# [Work to be completed]
Below are the entries; return every line among them that holds the word "координата".

Excerpts from an interface dataset:
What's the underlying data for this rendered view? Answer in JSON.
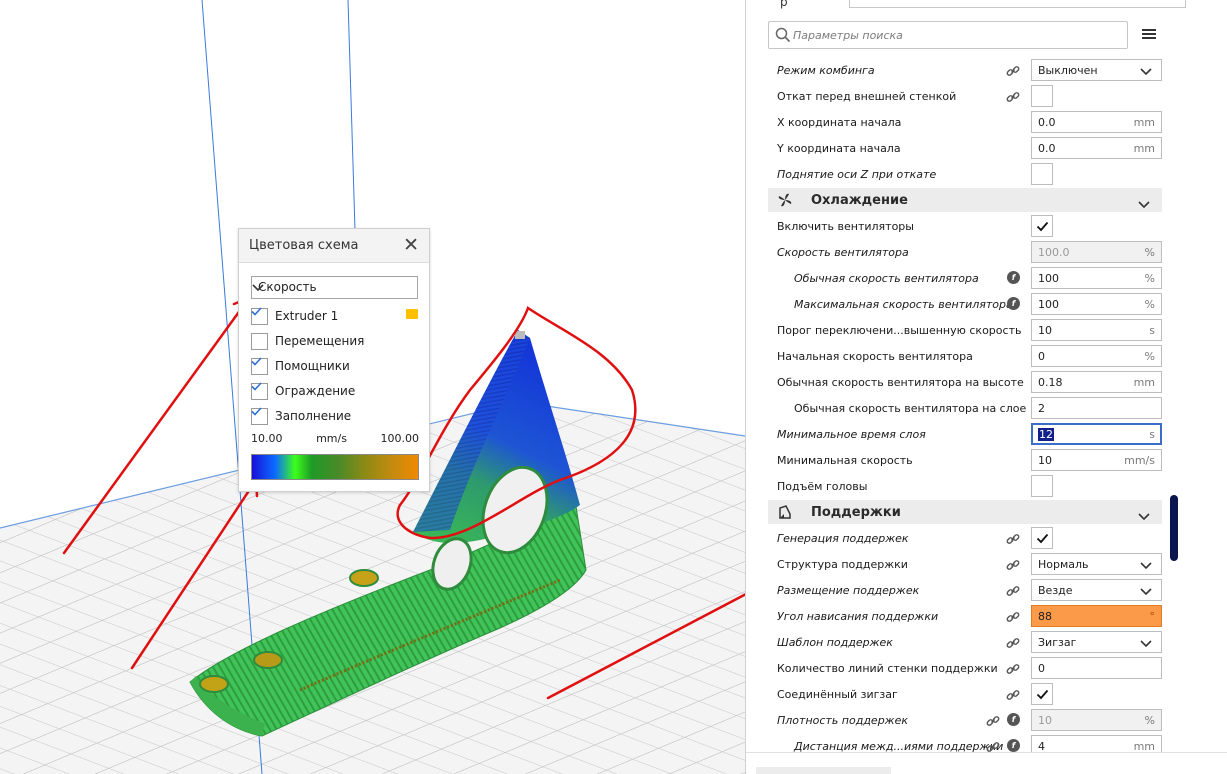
{
  "color_scheme": {
    "title": "Цветовая схема",
    "selected_scheme": "Скорость",
    "options": [
      {
        "label": "Extruder 1",
        "checked": true
      },
      {
        "label": "Перемещения",
        "checked": false
      },
      {
        "label": "Помощники",
        "checked": true
      },
      {
        "label": "Ограждение",
        "checked": true
      },
      {
        "label": "Заполнение",
        "checked": true
      }
    ],
    "legend_min": "10.00",
    "legend_unit": "mm/s",
    "legend_max": "100.00",
    "extruder_color": "#ffc000"
  },
  "settings": {
    "profile_label": "р",
    "search_placeholder": "Параметры поиска",
    "rows": [
      {
        "label": "Режим комбинга",
        "italic": true,
        "link": true,
        "type": "select",
        "value": "Выключен"
      },
      {
        "label": "Откат перед внешней стенкой",
        "italic": false,
        "link": true,
        "type": "checkbox",
        "checked": false
      },
      {
        "label": "X координата начала",
        "italic": false,
        "type": "input",
        "value": "0.0",
        "unit": "mm"
      },
      {
        "label": "Y координата начала",
        "italic": false,
        "type": "input",
        "value": "0.0",
        "unit": "mm"
      },
      {
        "label": "Поднятие оси Z при откате",
        "italic": true,
        "type": "checkbox",
        "checked": false
      },
      {
        "category": "Охлаждение",
        "icon": "fan-icon"
      },
      {
        "label": "Включить вентиляторы",
        "italic": false,
        "type": "checkbox",
        "checked": true
      },
      {
        "label": "Скорость вентилятора",
        "italic": true,
        "type": "input",
        "value": "100.0",
        "unit": "%",
        "disabled": true
      },
      {
        "label": "Обычная скорость вентилятора",
        "italic": true,
        "indent": 1,
        "fx": true,
        "type": "input",
        "value": "100",
        "unit": "%"
      },
      {
        "label": "Максимальная скорость вентилятора",
        "italic": true,
        "indent": 1,
        "fx": true,
        "type": "input",
        "value": "100",
        "unit": "%"
      },
      {
        "label": "Порог переключени...вышенную скорость",
        "italic": false,
        "type": "input",
        "value": "10",
        "unit": "s"
      },
      {
        "label": "Начальная скорость вентилятора",
        "italic": false,
        "type": "input",
        "value": "0",
        "unit": "%"
      },
      {
        "label": "Обычная скорость вентилятора на высоте",
        "italic": false,
        "type": "input",
        "value": "0.18",
        "unit": "mm"
      },
      {
        "label": "Обычная скорость вентилятора на слое",
        "italic": false,
        "indent": 1,
        "type": "input",
        "value": "2",
        "unit": ""
      },
      {
        "label": "Минимальное время слоя",
        "italic": true,
        "type": "input",
        "value": "12",
        "unit": "s",
        "focused": true
      },
      {
        "label": "Минимальная скорость",
        "italic": false,
        "type": "input",
        "value": "10",
        "unit": "mm/s"
      },
      {
        "label": "Подъём головы",
        "italic": false,
        "type": "checkbox",
        "checked": false
      },
      {
        "category": "Поддержки",
        "icon": "support-icon"
      },
      {
        "label": "Генерация поддержек",
        "italic": true,
        "link": true,
        "type": "checkbox",
        "checked": true
      },
      {
        "label": "Структура поддержки",
        "italic": false,
        "link": true,
        "type": "select",
        "value": "Нормаль"
      },
      {
        "label": "Размещение поддержек",
        "italic": true,
        "link": true,
        "type": "select",
        "value": "Везде"
      },
      {
        "label": "Угол нависания поддержки",
        "italic": true,
        "link": true,
        "type": "input",
        "value": "88",
        "unit": "°",
        "warning": true
      },
      {
        "label": "Шаблон поддержек",
        "italic": true,
        "link": true,
        "type": "select",
        "value": "Зигзаг"
      },
      {
        "label": "Количество линий стенки поддержки",
        "italic": false,
        "link": true,
        "type": "input",
        "value": "0",
        "unit": ""
      },
      {
        "label": "Соединённый зигзаг",
        "italic": false,
        "link": true,
        "type": "checkbox",
        "checked": true
      },
      {
        "label": "Плотность поддержек",
        "italic": true,
        "link": true,
        "fx": true,
        "type": "input",
        "value": "10",
        "unit": "%",
        "disabled": true
      },
      {
        "label": "Дистанция межд...иями поддержки",
        "italic": true,
        "indent": 1,
        "link": true,
        "fx": true,
        "type": "input",
        "value": "4",
        "unit": "mm"
      }
    ]
  },
  "colors": {
    "accent_blue": "#11208c",
    "warning_orange": "#fb9a48",
    "annotation_red": "#e01010",
    "model_green": "#3ec25a"
  }
}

# [Solution]
        "label": "X координата начала",
        "label": "Y координата начала",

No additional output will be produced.